WHAT IS BEING ASKED:
Answer with one number only: how many lines in the material contain "xarxa".

INPUT RECORDS:
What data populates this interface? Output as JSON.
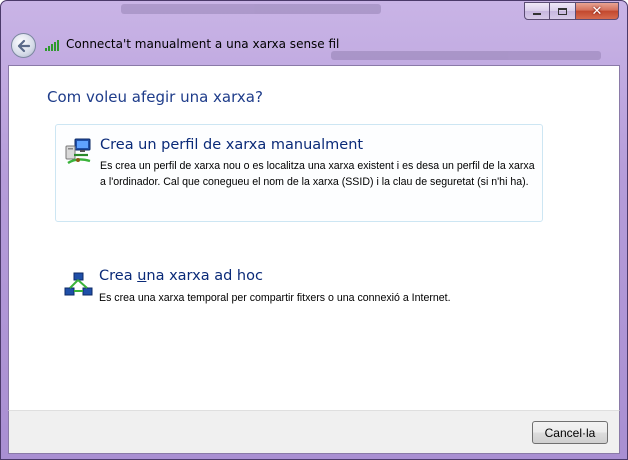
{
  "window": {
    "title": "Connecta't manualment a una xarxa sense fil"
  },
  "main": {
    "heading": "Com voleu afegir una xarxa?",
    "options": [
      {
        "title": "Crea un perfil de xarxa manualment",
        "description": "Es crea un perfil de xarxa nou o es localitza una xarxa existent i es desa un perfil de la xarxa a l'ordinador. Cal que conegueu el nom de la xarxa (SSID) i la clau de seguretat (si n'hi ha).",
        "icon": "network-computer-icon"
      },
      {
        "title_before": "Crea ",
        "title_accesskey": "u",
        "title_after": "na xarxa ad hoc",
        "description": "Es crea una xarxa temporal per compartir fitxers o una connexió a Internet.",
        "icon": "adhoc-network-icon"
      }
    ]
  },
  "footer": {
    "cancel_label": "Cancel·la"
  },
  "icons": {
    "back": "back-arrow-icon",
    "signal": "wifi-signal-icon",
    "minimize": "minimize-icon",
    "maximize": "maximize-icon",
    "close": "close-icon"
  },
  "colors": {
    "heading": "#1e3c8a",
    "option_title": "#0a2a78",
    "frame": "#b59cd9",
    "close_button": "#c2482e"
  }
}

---

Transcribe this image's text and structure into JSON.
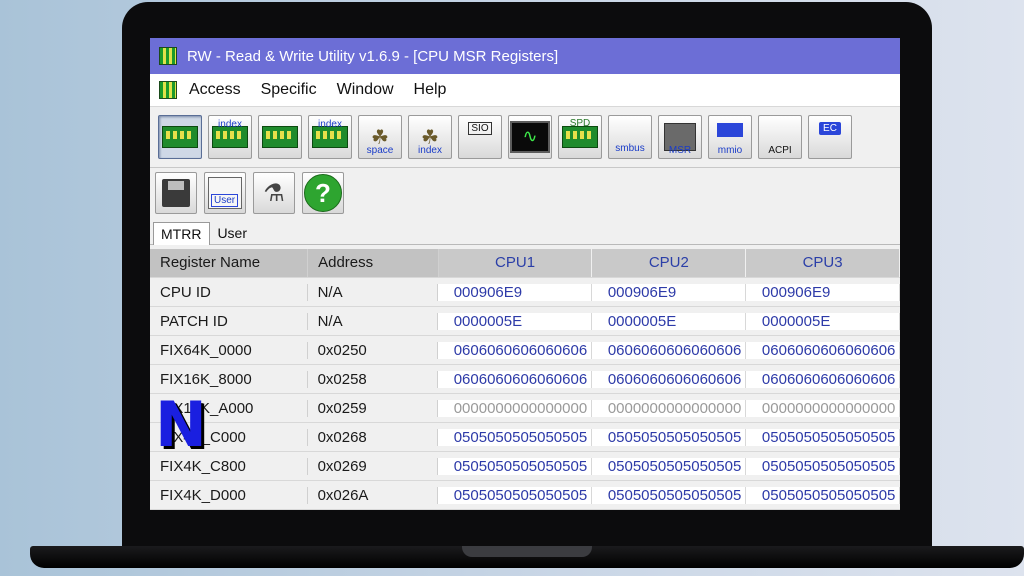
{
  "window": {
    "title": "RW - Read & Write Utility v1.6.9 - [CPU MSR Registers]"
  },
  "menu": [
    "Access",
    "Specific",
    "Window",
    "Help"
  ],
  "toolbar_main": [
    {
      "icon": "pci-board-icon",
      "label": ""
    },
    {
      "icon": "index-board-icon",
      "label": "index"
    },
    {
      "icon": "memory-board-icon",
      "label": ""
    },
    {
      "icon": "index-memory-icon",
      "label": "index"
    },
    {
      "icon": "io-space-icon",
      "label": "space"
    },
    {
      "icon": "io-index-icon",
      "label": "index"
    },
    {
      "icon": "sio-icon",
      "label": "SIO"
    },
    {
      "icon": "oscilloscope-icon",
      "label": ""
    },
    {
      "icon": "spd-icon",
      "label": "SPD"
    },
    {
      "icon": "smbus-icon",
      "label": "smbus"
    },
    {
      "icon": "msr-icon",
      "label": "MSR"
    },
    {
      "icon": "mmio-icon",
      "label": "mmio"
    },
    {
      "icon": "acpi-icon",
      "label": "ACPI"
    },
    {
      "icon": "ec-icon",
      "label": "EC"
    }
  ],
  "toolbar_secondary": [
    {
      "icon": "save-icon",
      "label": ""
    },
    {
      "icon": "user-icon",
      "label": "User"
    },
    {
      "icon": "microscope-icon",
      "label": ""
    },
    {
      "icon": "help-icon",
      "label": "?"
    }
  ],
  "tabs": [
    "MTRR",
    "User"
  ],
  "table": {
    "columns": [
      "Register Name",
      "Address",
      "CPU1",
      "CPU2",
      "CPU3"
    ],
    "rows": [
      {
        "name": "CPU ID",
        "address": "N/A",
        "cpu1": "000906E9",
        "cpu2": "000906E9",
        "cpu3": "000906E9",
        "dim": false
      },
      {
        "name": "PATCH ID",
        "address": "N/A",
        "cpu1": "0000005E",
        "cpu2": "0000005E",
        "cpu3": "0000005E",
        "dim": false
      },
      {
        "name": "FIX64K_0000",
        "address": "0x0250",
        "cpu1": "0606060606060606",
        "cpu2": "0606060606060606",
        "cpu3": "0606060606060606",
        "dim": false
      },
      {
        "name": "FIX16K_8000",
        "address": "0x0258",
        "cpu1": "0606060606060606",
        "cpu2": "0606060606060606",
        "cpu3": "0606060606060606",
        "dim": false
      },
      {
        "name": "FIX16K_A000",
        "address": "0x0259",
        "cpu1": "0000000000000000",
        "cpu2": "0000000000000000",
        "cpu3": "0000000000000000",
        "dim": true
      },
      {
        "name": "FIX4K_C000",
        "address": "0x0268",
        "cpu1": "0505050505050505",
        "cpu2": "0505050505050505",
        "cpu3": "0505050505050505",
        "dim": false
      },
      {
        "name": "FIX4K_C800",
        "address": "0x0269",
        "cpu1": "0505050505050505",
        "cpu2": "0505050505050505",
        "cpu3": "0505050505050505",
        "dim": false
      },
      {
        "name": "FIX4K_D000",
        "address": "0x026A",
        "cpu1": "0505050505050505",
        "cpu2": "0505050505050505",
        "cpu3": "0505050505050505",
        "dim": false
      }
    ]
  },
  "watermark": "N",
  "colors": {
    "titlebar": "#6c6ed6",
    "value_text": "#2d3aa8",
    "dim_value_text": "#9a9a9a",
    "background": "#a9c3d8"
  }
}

WRITTEN SOLUTION:
6